#### EXERCISE DIRECTIONS
Only lines holding "Прибузька" are wanted; copy each of them from the records below.

#### EXTRACTED ENTRIES
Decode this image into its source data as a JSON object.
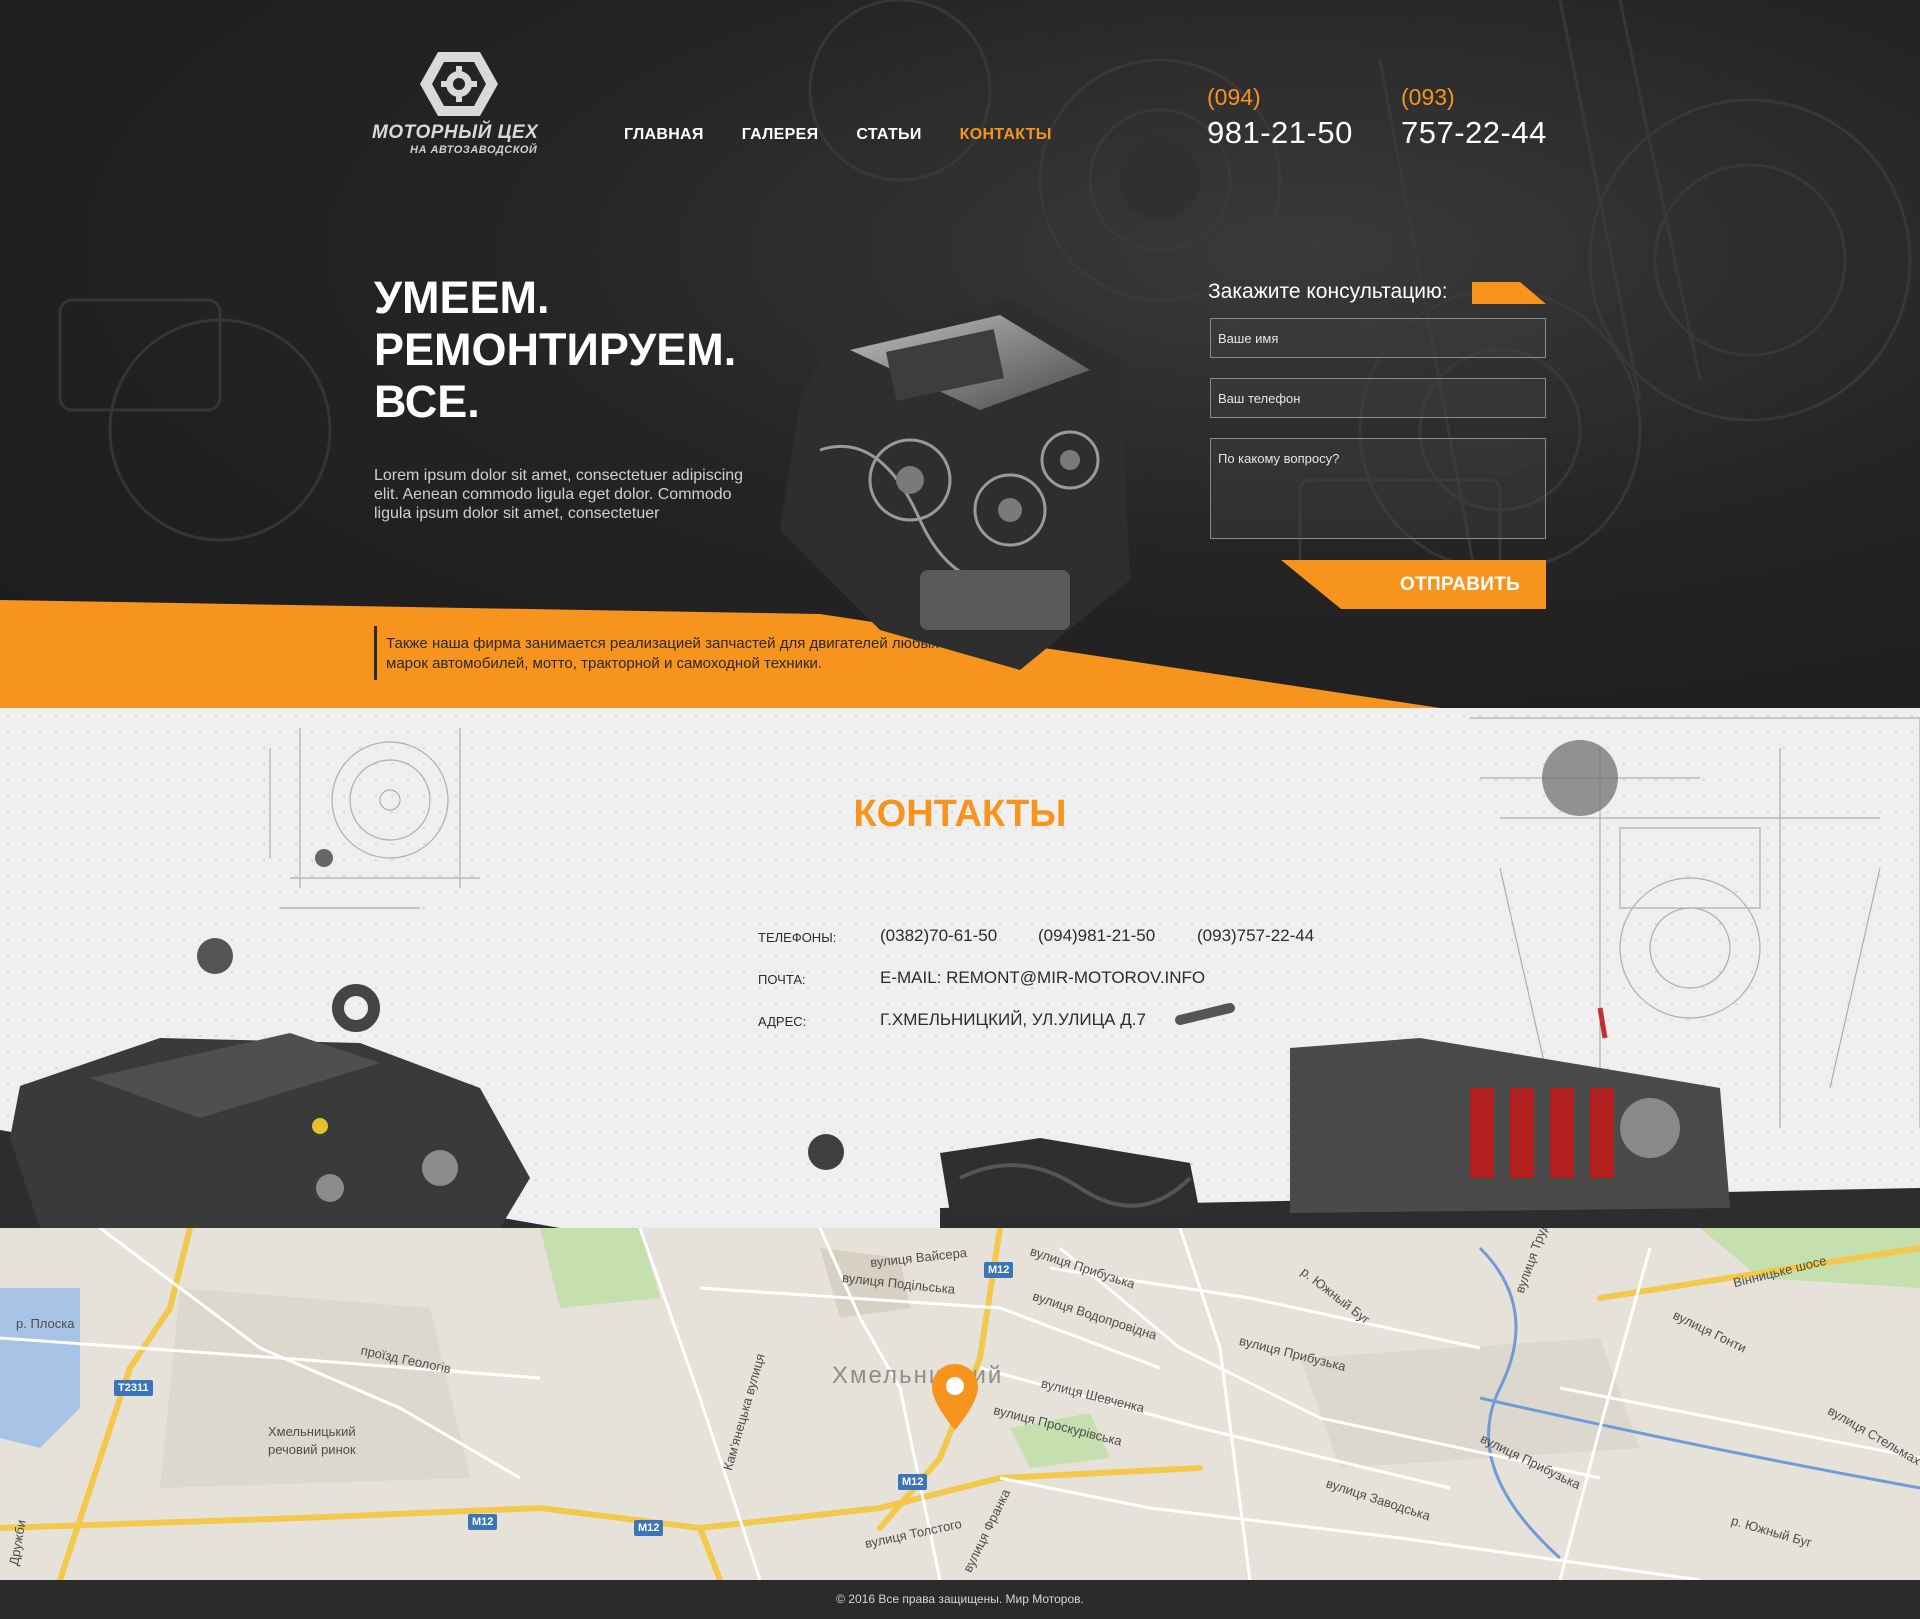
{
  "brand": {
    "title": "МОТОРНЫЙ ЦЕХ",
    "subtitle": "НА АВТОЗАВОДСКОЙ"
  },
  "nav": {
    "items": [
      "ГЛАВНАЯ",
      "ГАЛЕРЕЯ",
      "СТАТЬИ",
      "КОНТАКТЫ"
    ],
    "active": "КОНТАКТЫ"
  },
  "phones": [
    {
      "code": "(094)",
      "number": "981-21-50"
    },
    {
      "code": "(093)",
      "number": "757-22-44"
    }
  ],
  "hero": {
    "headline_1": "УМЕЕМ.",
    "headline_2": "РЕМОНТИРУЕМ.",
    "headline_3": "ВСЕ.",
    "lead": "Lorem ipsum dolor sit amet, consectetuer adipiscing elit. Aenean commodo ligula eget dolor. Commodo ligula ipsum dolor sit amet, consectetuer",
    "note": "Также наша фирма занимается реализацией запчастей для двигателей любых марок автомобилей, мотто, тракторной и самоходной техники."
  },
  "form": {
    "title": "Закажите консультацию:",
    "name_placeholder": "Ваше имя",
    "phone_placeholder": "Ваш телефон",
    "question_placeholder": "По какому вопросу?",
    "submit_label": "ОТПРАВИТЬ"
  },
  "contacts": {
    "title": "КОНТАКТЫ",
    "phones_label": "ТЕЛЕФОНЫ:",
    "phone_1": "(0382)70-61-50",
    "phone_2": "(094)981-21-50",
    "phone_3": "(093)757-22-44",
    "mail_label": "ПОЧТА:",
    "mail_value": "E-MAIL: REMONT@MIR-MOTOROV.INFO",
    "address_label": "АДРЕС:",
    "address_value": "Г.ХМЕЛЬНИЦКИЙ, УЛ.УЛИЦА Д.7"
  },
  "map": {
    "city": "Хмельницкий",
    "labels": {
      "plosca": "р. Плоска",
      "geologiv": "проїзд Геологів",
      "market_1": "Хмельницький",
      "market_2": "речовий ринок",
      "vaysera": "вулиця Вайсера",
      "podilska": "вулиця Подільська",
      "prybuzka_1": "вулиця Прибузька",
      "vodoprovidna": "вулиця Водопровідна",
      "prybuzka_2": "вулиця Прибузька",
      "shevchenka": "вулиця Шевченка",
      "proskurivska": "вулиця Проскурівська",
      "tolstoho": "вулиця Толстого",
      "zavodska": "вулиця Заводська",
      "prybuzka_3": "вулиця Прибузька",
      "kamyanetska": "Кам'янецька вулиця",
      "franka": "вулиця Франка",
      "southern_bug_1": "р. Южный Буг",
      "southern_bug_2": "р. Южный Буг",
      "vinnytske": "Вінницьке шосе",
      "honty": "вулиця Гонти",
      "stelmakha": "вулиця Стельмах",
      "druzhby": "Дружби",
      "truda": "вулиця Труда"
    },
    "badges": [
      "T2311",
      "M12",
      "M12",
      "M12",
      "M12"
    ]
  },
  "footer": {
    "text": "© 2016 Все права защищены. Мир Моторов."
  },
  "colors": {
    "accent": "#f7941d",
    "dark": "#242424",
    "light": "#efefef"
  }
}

#### TASK SOLUTION
      "prybuzka_1": "вулиця Прибузька",
      "prybuzka_2": "вулиця Прибузька",
      "prybuzka_3": "вулиця Прибузька",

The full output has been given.